It was a lousy process for fans of transparency who long for the time we had 10 full days (and nights) of televised debate one line item at a time. Never mind there were huddles of legislators in the corners of the Chamber or (gasp) behind closed doors developing arguments and and counting votes in relative privacy while the press and the advocates snoozed waiting for “something to happen”.
And then waited for days to see the final text, because NOBODY, not even the reliable State House News reported every word and every vote. .
This year the huddles – called Caucuses – were better organized and held in a room off the chamber that was not open to the public or advocates.
Legislators championing increases to particular line items were busy gathering support from their colleagues and the leadership in preparation for their participation in the caucus that would discuss their particular area of the budget.
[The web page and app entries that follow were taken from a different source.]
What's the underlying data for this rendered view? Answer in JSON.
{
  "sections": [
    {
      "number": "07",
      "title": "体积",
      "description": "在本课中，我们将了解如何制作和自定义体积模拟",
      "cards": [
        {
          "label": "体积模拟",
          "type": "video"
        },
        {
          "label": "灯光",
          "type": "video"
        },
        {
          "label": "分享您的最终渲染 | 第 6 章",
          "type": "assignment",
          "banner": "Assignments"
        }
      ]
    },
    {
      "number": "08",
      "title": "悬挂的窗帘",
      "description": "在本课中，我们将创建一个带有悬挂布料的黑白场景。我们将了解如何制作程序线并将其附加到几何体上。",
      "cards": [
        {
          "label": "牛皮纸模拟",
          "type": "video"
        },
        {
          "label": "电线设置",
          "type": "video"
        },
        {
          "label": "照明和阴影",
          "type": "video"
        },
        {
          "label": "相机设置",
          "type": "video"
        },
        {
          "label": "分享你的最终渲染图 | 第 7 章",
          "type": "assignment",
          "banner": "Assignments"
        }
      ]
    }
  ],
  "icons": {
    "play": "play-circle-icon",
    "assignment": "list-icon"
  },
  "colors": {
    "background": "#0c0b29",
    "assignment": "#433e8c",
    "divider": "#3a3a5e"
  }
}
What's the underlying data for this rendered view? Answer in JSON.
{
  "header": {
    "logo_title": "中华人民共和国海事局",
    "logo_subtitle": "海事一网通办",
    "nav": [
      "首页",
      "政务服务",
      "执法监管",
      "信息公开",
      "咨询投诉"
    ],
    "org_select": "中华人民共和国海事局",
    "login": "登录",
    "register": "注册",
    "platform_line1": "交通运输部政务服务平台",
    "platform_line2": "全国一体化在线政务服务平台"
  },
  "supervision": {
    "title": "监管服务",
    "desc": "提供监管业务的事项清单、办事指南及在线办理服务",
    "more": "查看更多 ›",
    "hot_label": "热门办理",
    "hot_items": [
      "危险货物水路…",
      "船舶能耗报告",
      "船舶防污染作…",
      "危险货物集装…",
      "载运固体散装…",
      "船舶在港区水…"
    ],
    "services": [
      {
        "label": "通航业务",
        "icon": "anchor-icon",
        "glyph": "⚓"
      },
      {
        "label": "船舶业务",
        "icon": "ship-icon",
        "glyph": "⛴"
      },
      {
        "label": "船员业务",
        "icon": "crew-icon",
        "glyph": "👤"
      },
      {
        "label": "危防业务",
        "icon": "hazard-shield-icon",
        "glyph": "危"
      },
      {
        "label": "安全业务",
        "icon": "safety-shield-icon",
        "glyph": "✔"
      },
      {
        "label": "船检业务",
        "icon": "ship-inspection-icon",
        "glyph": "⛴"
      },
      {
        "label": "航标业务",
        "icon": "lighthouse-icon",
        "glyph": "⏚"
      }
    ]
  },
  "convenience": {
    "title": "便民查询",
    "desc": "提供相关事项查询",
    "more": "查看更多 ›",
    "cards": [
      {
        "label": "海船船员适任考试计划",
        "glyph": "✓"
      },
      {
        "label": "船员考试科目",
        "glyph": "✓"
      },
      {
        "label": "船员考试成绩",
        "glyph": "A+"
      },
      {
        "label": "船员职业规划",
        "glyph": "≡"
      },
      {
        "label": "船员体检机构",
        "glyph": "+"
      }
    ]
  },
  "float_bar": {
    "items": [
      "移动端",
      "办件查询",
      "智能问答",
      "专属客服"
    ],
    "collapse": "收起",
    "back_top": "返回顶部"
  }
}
This year Education was called first which was unusual. The unions and advocates scrambled quickly to round up their sponsors and make sure they got into Room 348 to fight for their line item. Hours later a “consolidated amendment” was printed up and brought to the floor and with a minimum of debate, approved.
To quote in part a summary from State House News,
HOUSE ADDS $14 MIL TO BUDGET IN EDUCATION/LOCAL AID AMENDMENT: Although they’ve warned of austere times with little flexibility for new spending, House leaders won unanimous support early Monday night for a budget amendment adding $14 million to support favored education and local aid programs.
And that summary was produced by House Ways and Means staff as they handed out this multiple pages list of specific amendments. And yes typos & mistakes were found and corrected later in a technical amendment.
Not perfectly inclusive, not exactly transparent, (not even close). However, the whole process was updated regularly, if not exactly in “real time”. Here is the link to the amendments and floor actions.
Meanwhile to get the big picture we enthusiastically recommend that you regularly check in with Mass Budget and Policy’s Budget Browser
— they will be out with a deep and thorough analysis of the final House Budget soon.